Some call it tough love.
“I feel like the big bad witch of the cloakroom!” I fume in stage whisper to my co-teacher. In establishing a new, fast-growing school, we have needed to find traditions and rules that are worth making and keeping. With half the school out at recess while the other half is in class, it is necessary to maintain quiet inside the school building. Hence, the rule: “No talking in the cloakroom.” Some students are as inclined to be quiet in the cloakroom, as a duck is inclined to stay out of water.
As a first grade teacher, my presence is often needed in the cloakroom to zip coats, tug on the second mitt, tie skates, and pull snow pants over boots. This has made me very present as other classes come and go. I have found myself constantly shushing students of all ages. I finally got frustrated enough to ask if this is a rule that we plan to keep, because if so, I need help. Of course, everybody thinks this a good rule, but no one offers a real solution.
And then cometh the witch! I firmly tell my students that if they are talking in the cloakroom, I will get their skates and they will spend their next coveted rink time watching. No, they will not be playing on the snow pile. They are supposed to be bored.
My co-teachers like the idea too. We are Canadians: we like winter, ice skating and hockey. We are sure this will hurt. The question is will it hurt enough to make them want to be quiet.
A day later, I am pulling off my skates when I hear the dreaded sound. She is talking. In the cloakroom. And she doesn’t even look guilty. I stand by the entrance and watch for a bit, but it isn’t until I say her name that she looks at me. I beckon with my finger and quietly say, “Bring me your skates.” She complies.
The next recess, she is on boots watching while all her friends skate gleeful loops on the ice. When we get inside, I give back her skates and say, “Tomorrow, see if you can keep your skates for both skatings.”
“I will,” she states emphatically. “Now, I know why you don’t talk in the cloakroom!” For her, it’s beginning to work.

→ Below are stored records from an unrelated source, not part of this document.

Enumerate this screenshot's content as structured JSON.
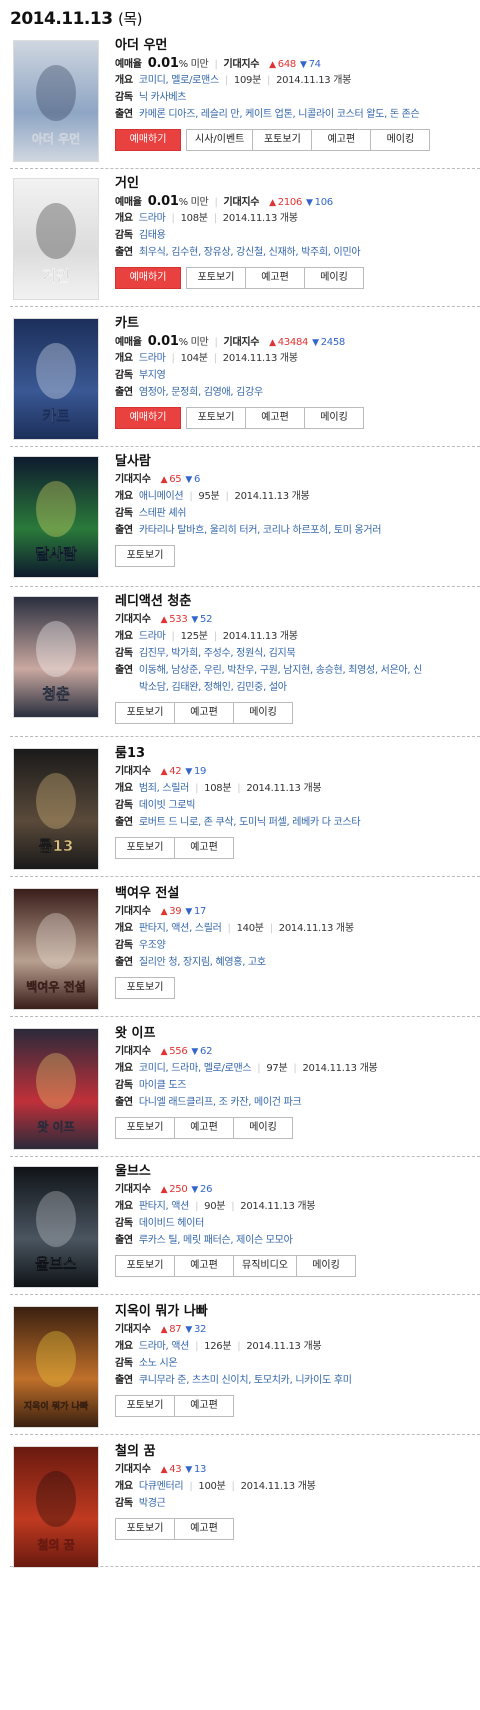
{
  "header": {
    "date": "2014.11.13",
    "dow": "(목)"
  },
  "labels": {
    "sales": "예매율",
    "expect": "기대지수",
    "overview": "개요",
    "director": "감독",
    "cast": "출연"
  },
  "movies": [
    {
      "title": "아더 우먼",
      "sales": "0.01",
      "sales_unit": "% 미만",
      "up": "648",
      "down": "74",
      "genre": "코미디, 멜로/로맨스",
      "runtime": "109분",
      "release": "2014.11.13 개봉",
      "director": "닉 카사베츠",
      "cast": "카메론 디아즈, 레슬리 만, 케이트 업톤, 니콜라이 코스터 왈도, 돈 존슨",
      "buttons": [
        "예매하기",
        "시사/이벤트",
        "포토보기",
        "예고편",
        "메이킹"
      ],
      "poster_text": "아더 우먼",
      "colors": [
        "#cfd6e0",
        "#8ea5c4",
        "#2b3a55"
      ]
    },
    {
      "title": "거인",
      "sales": "0.01",
      "sales_unit": "% 미만",
      "up": "2106",
      "down": "106",
      "genre": "드라마",
      "runtime": "108분",
      "release": "2014.11.13 개봉",
      "director": "김태용",
      "cast": "최우식, 김수현, 장유상, 강신철, 신재하, 박주희, 이민아",
      "buttons": [
        "예매하기",
        "포토보기",
        "예고편",
        "메이킹"
      ],
      "poster_text": "거인",
      "colors": [
        "#f2f2f2",
        "#dcdcdc",
        "#333333"
      ]
    },
    {
      "title": "카트",
      "sales": "0.01",
      "sales_unit": "% 미만",
      "up": "43484",
      "down": "2458",
      "genre": "드라마",
      "runtime": "104분",
      "release": "2014.11.13 개봉",
      "director": "부지영",
      "cast": "염정아, 문정희, 김영애, 김강우",
      "buttons": [
        "예매하기",
        "포토보기",
        "예고편",
        "메이킹"
      ],
      "poster_text": "카트",
      "colors": [
        "#1c2f5a",
        "#3a5894",
        "#e9eef6"
      ]
    },
    {
      "title": "달사람",
      "up": "65",
      "down": "6",
      "genre": "애니메이션",
      "runtime": "95분",
      "release": "2014.11.13 개봉",
      "director": "스테판 셰쉬",
      "cast": "카타리나 탈바흐, 울리히 터커, 코리나 하르포히, 토미 옹거러",
      "buttons": [
        "포토보기"
      ],
      "poster_text": "달사람",
      "colors": [
        "#0e1a2e",
        "#2a7a3a",
        "#e8e36a"
      ]
    },
    {
      "title": "레디액션 청춘",
      "up": "533",
      "down": "52",
      "genre": "드라마",
      "runtime": "125분",
      "release": "2014.11.13 개봉",
      "director": "김진무, 박가희, 주성수, 정원식, 김지묵",
      "cast": "이동해, 남상준, 우린, 박찬우, 구원, 남지현, 송승현, 최영성, 서은아, 신",
      "cast2": "박소담, 김태완, 정해인, 김민중, 설아",
      "buttons": [
        "포토보기",
        "예고편",
        "메이킹"
      ],
      "poster_text": "청춘",
      "colors": [
        "#2a2f3f",
        "#c9a8a0",
        "#ffffff"
      ]
    },
    {
      "title": "룸13",
      "up": "42",
      "down": "19",
      "genre": "범죄, 스릴러",
      "runtime": "108분",
      "release": "2014.11.13 개봉",
      "director": "데이빗 그로빅",
      "cast": "로버트 드 니로, 존 쿠삭, 도미닉 퍼셀, 레베카 다 코스타",
      "buttons": [
        "포토보기",
        "예고편"
      ],
      "poster_text": "룸13",
      "colors": [
        "#1a1a1a",
        "#5a4a3a",
        "#e0c080"
      ]
    },
    {
      "title": "백여우 전설",
      "up": "39",
      "down": "17",
      "genre": "판타지, 액션, 스릴러",
      "runtime": "140분",
      "release": "2014.11.13 개봉",
      "director": "우조양",
      "cast": "질리안 청, 장지림, 혜영홍, 고호",
      "buttons": [
        "포토보기"
      ],
      "poster_text": "백여우 전설",
      "colors": [
        "#3a1e1a",
        "#b8a090",
        "#f0e8e0"
      ]
    },
    {
      "title": "왓 이프",
      "up": "556",
      "down": "62",
      "genre": "코미디, 드라마, 멜로/로맨스",
      "runtime": "97분",
      "release": "2014.11.13 개봉",
      "director": "마이클 도즈",
      "cast": "다니엘 래드클리프, 조 카잔, 메이건 파크",
      "buttons": [
        "포토보기",
        "예고편",
        "메이킹"
      ],
      "poster_text": "왓 이프",
      "colors": [
        "#2b2a3a",
        "#c0303a",
        "#f0d070"
      ]
    },
    {
      "title": "울브스",
      "up": "250",
      "down": "26",
      "genre": "판타지, 액션",
      "runtime": "90분",
      "release": "2014.11.13 개봉",
      "director": "데이비드 헤이터",
      "cast": "루카스 틸, 메릿 패터슨, 제이슨 모모아",
      "buttons": [
        "포토보기",
        "예고편",
        "뮤직비디오",
        "메이킹"
      ],
      "poster_text": "울브스",
      "colors": [
        "#101418",
        "#4a5560",
        "#c8ccd0"
      ]
    },
    {
      "title": "지옥이 뭐가 나빠",
      "up": "87",
      "down": "32",
      "genre": "드라마, 액션",
      "runtime": "126분",
      "release": "2014.11.13 개봉",
      "director": "소노 시온",
      "cast": "쿠니무라 준, 츠츠미 신이치, 토모치카, 니카이도 후미",
      "buttons": [
        "포토보기",
        "예고편"
      ],
      "poster_text": "지옥이 뭐가 나빠",
      "colors": [
        "#3a2010",
        "#c0702a",
        "#f0d040"
      ]
    },
    {
      "title": "철의 꿈",
      "up": "43",
      "down": "13",
      "genre": "다큐멘터리",
      "runtime": "100분",
      "release": "2014.11.13 개봉",
      "director": "박경근",
      "buttons": [
        "포토보기",
        "예고편"
      ],
      "poster_text": "철의 꿈",
      "colors": [
        "#6a1a10",
        "#c03a20",
        "#1a0a08"
      ]
    }
  ]
}
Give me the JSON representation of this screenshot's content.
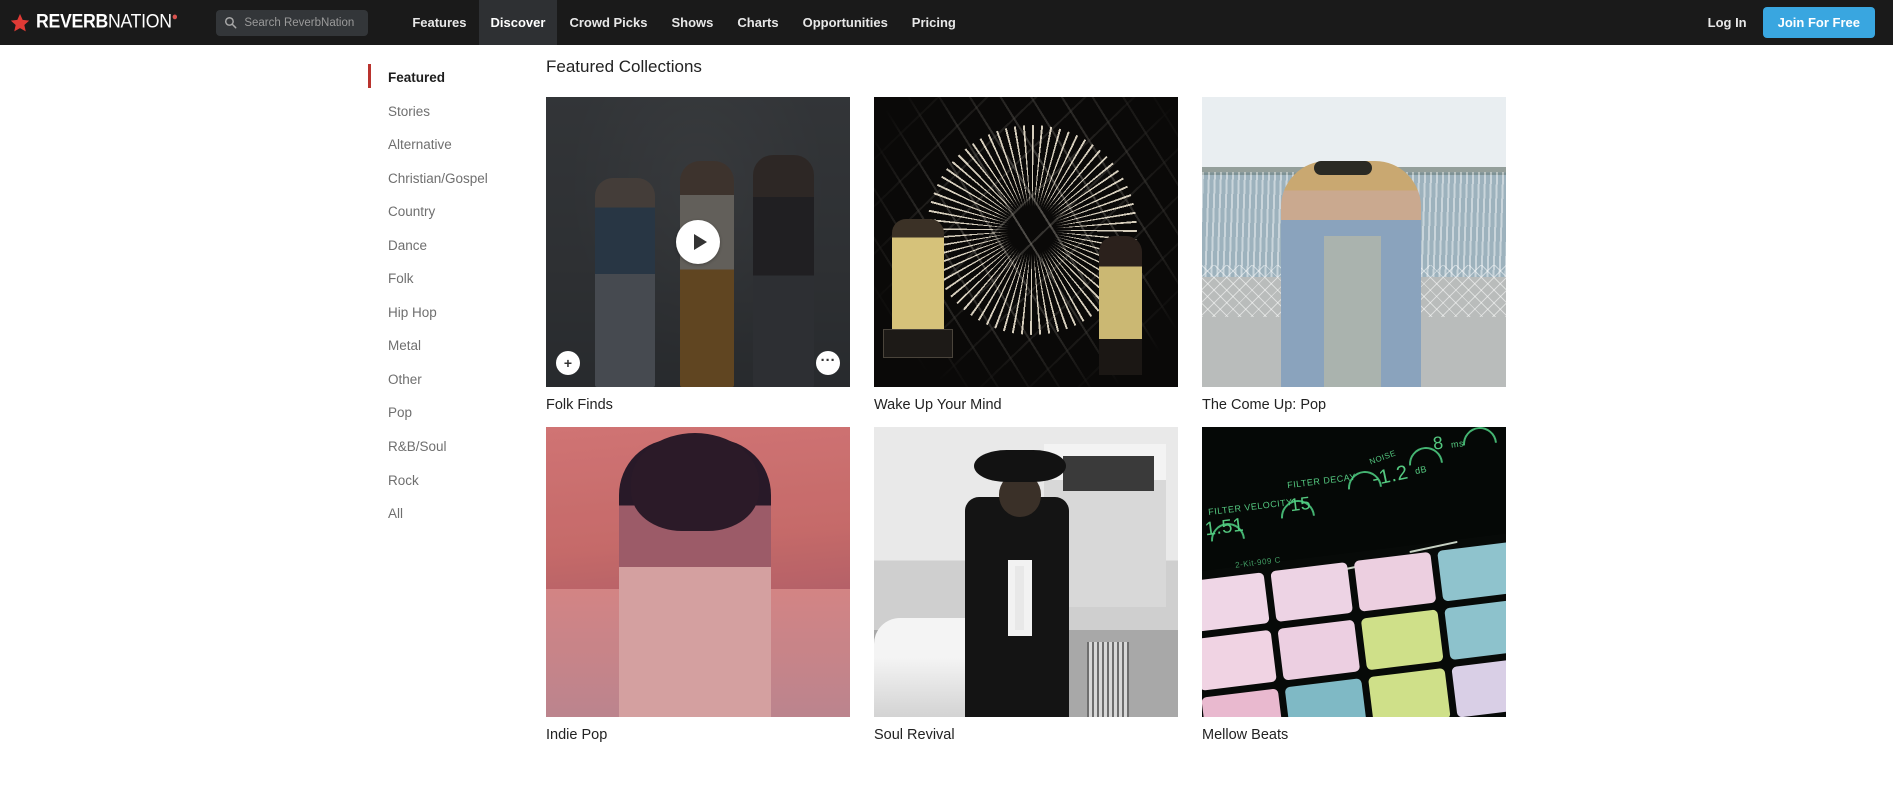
{
  "header": {
    "logo_text_bold": "REVERB",
    "logo_text_thin": "NATION",
    "logo_star_icon": "star-icon",
    "search": {
      "placeholder": "Search ReverbNation",
      "value": "",
      "icon": "search-icon"
    },
    "nav": [
      {
        "label": "Features",
        "active": false
      },
      {
        "label": "Discover",
        "active": true
      },
      {
        "label": "Crowd Picks",
        "active": false
      },
      {
        "label": "Shows",
        "active": false
      },
      {
        "label": "Charts",
        "active": false
      },
      {
        "label": "Opportunities",
        "active": false
      },
      {
        "label": "Pricing",
        "active": false
      }
    ],
    "login_label": "Log In",
    "join_label": "Join For Free",
    "colors": {
      "bar_background": "#1a1a1a",
      "active_tab_background": "#2e3033",
      "join_button": "#39a6e0",
      "search_background": "#333639",
      "logo_star": "#e03a35"
    }
  },
  "sidebar": {
    "active_indicator_color": "#b9332e",
    "items": [
      {
        "label": "Featured",
        "active": true
      },
      {
        "label": "Stories",
        "active": false
      },
      {
        "label": "Alternative",
        "active": false
      },
      {
        "label": "Christian/Gospel",
        "active": false
      },
      {
        "label": "Country",
        "active": false
      },
      {
        "label": "Dance",
        "active": false
      },
      {
        "label": "Folk",
        "active": false
      },
      {
        "label": "Hip Hop",
        "active": false
      },
      {
        "label": "Metal",
        "active": false
      },
      {
        "label": "Other",
        "active": false
      },
      {
        "label": "Pop",
        "active": false
      },
      {
        "label": "R&B/Soul",
        "active": false
      },
      {
        "label": "Rock",
        "active": false
      },
      {
        "label": "All",
        "active": false
      }
    ]
  },
  "main": {
    "title": "Featured Collections",
    "card_overlay": {
      "play_icon": "play-icon",
      "add_icon": "plus-icon",
      "more_icon": "ellipsis-icon",
      "more_glyph": "···",
      "add_glyph": "+"
    },
    "collections": [
      {
        "title": "Folk Finds",
        "art": "folk",
        "hovered": true
      },
      {
        "title": "Wake Up Your Mind",
        "art": "spark",
        "hovered": false
      },
      {
        "title": "The Come Up: Pop",
        "art": "denim",
        "hovered": false
      },
      {
        "title": "Indie Pop",
        "art": "pink",
        "hovered": false
      },
      {
        "title": "Soul Revival",
        "art": "bw",
        "hovered": false
      },
      {
        "title": "Mellow Beats",
        "art": "pads",
        "hovered": false
      }
    ]
  },
  "pads_artwork": {
    "led_labels": [
      "FILTER VELOCITY",
      "FILTER DECAY",
      "NOISE",
      "1.51",
      "15",
      "-1.2",
      "dB",
      "8",
      "ms",
      "2-Kit-909 C"
    ]
  }
}
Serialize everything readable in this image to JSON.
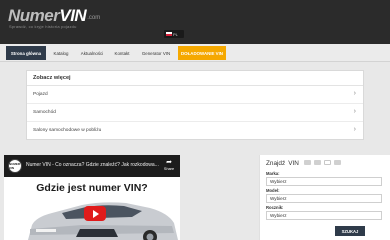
{
  "header": {
    "logo_primary": "Numer",
    "logo_accent": "VIN",
    "logo_suffix": ".com",
    "logo_tagline": "Sprawdź, co kryje historia pojazdu",
    "language_code": "PL"
  },
  "nav": {
    "items": [
      {
        "label": "Strona główna"
      },
      {
        "label": "Katalog"
      },
      {
        "label": "Aktualności"
      },
      {
        "label": "Kontakt"
      },
      {
        "label": "Generator VIN"
      },
      {
        "label": "DOŁADOWANIE VIN"
      }
    ]
  },
  "see_more": {
    "title": "Zobacz więcej",
    "items": [
      {
        "label": "Pojazd"
      },
      {
        "label": "Samochód"
      },
      {
        "label": "Salony samochodowe w pobliżu"
      }
    ]
  },
  "video": {
    "channel": "NUMER VIN",
    "title": "Numer VIN - Co oznacza? Gdzie znaleźć? Jak rozkodowa...",
    "share_label": "Share",
    "headline": "Gdzie jest numer VIN?"
  },
  "search_panel": {
    "title_prefix": "Znajdź",
    "title_accent": "VIN",
    "fields": [
      {
        "label": "Marka:",
        "value": "Wybierz"
      },
      {
        "label": "Model:",
        "value": "Wybierz"
      },
      {
        "label": "Rocznik:",
        "value": "Wybierz"
      }
    ],
    "button_label": "SZUKAJ"
  },
  "colors": {
    "header_bg": "#2b2b2b",
    "nav_active": "#2f3b4a",
    "nav_promo": "#f5a800",
    "play_red": "#e01b1b"
  }
}
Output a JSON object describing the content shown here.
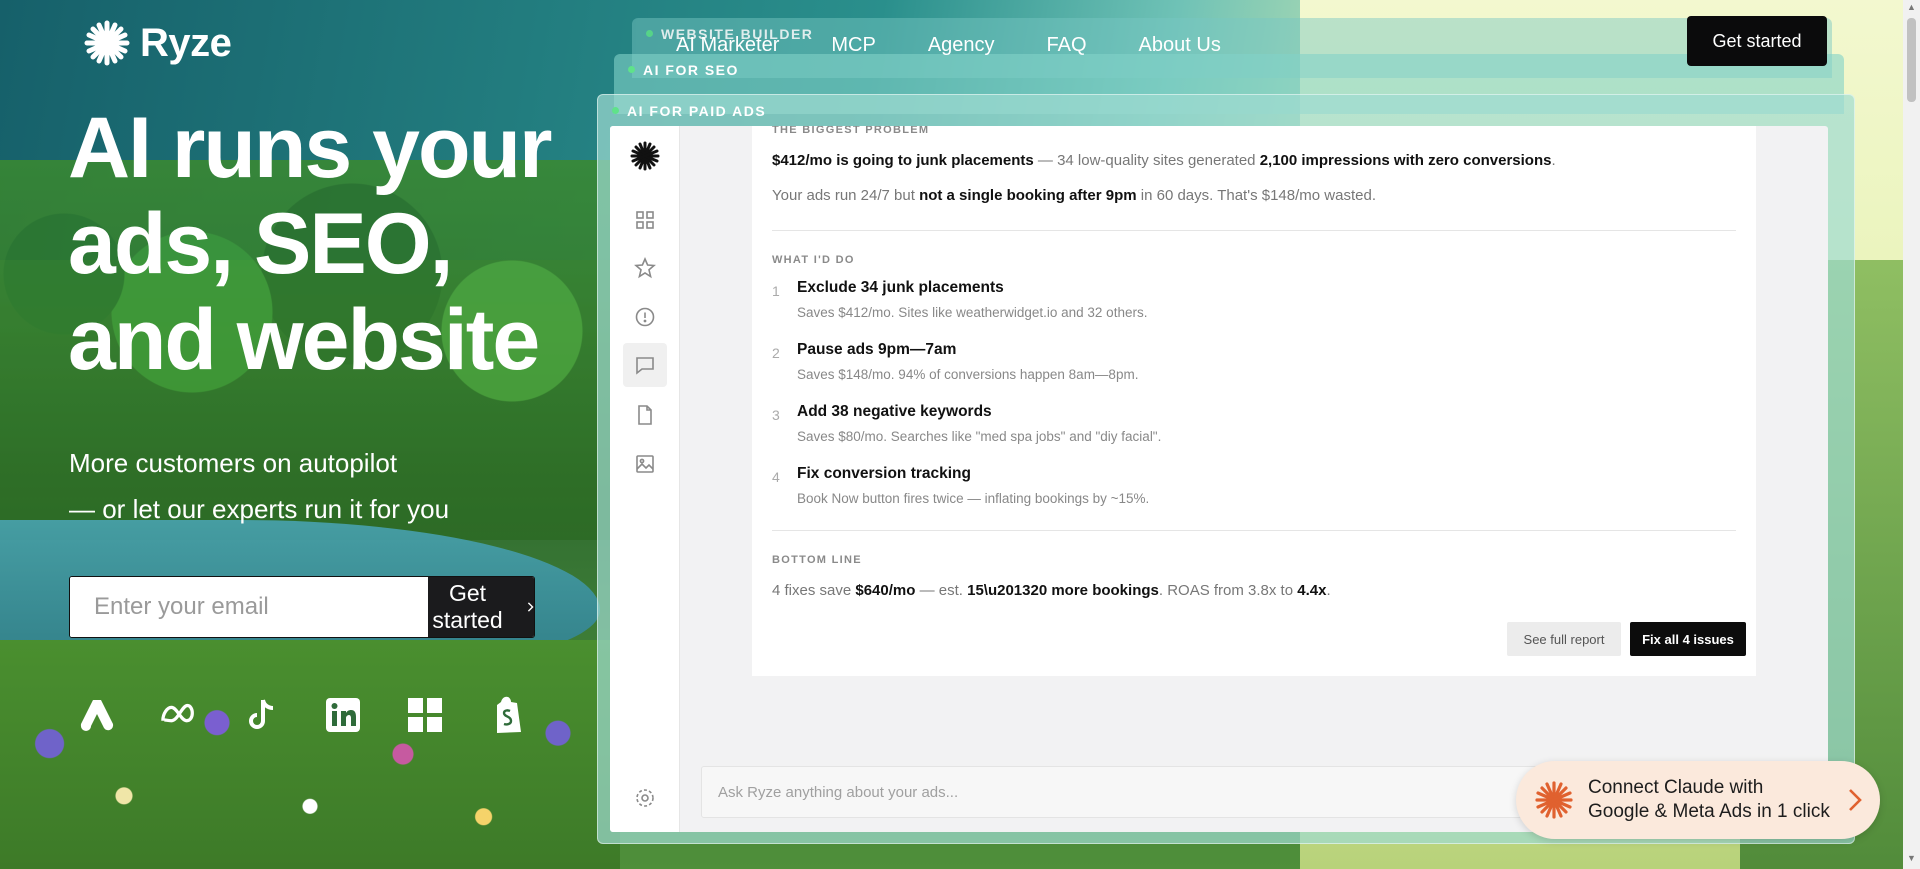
{
  "brand": {
    "name": "Ryze"
  },
  "nav": {
    "items": [
      "AI Marketer",
      "MCP",
      "Agency",
      "FAQ",
      "About Us"
    ]
  },
  "header": {
    "cta": "Get started"
  },
  "hero": {
    "title_lines": [
      "AI runs your",
      "ads, SEO,",
      "and website"
    ],
    "subtitle_lines": [
      "More customers on autopilot",
      "— or let our experts run it for you"
    ]
  },
  "signup": {
    "placeholder": "Enter your email",
    "button": "Get started"
  },
  "platform_icons": [
    "google-ads-icon",
    "meta-icon",
    "tiktok-icon",
    "linkedin-icon",
    "microsoft-icon",
    "shopify-icon"
  ],
  "cards": {
    "tabs": [
      "WEBSITE BUILDER",
      "AI FOR SEO",
      "AI FOR PAID ADS"
    ]
  },
  "sidebar_icons": [
    "ryze-logo-icon",
    "dashboard-icon",
    "star-icon",
    "alert-icon",
    "chat-icon",
    "document-icon",
    "image-icon",
    "settings-icon"
  ],
  "report": {
    "problem_label": "THE BIGGEST PROBLEM",
    "problem_line1": {
      "bold1": "$412/mo is going to junk placements",
      "mid": " — 34 low-quality sites generated ",
      "bold2": "2,100 impressions with zero conversions",
      "end": "."
    },
    "problem_line2": {
      "start": "Your ads run 24/7 but ",
      "bold": "not a single booking after 9pm",
      "end": " in 60 days. That's $148/mo wasted."
    },
    "actions_label": "WHAT I'D DO",
    "actions": [
      {
        "num": "1",
        "title": "Exclude 34 junk placements",
        "desc": "Saves $412/mo. Sites like weatherwidget.io and 32 others."
      },
      {
        "num": "2",
        "title": "Pause ads 9pm—7am",
        "desc": "Saves $148/mo. 94% of conversions happen 8am—8pm."
      },
      {
        "num": "3",
        "title": "Add 38 negative keywords",
        "desc": "Saves $80/mo. Searches like \"med spa jobs\" and \"diy facial\"."
      },
      {
        "num": "4",
        "title": "Fix conversion tracking",
        "desc": "Book Now button fires twice — inflating bookings by ~15%."
      }
    ],
    "bottom_label": "BOTTOM LINE",
    "bottom_line": {
      "start": "4 fixes save ",
      "bold1": "$640/mo",
      "mid": " — est. ",
      "bold2": "15\\u201320 more bookings",
      "mid2": ". ROAS from 3.8x to ",
      "bold3": "4.4x",
      "end": "."
    },
    "see_full": "See full report",
    "fix_all": "Fix all 4 issues"
  },
  "ask": {
    "placeholder": "Ask Ryze anything about your ads..."
  },
  "claude_banner": {
    "lines": [
      "Connect Claude with",
      "Google & Meta Ads in 1 click"
    ]
  }
}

The next afternoon, after finishing something in my classroom, I arrive in the cloakroom to see if they are ready to have their skates tied. The skates are on. The chat is too. I catch a couple red-handed. Then, I ask anybody else who was talking to admit it and bring me their skates. One guilty little Adam tattles on his friend. The blamed one, in his typical get-er-done fashion already has the boots on his legs. They both bring me their skates. I confiscate five pairs altogether.
Will it work? Tomorrow will tell. I hope it does. This big, bad witch doesn’t like to be so mean. I am not about the letter of the law. It’s not the rule that matters most.
The truth is that I love them. I want them to learn respect for the authority of the school. Life requires giving respect to parents, employers, civil authorities and more. Ultimately, all respect must go to God.
Some days my motives are not all that pure. I want them to behave and make me look like a good leader. How dare they question MY authority?! God, forgive me for those days.
This cannot be the reason for discipline. Discipline without love is like skates without ice. I love my students and will continue to say, “I love you” by letting them bootleg it, an investment in their character.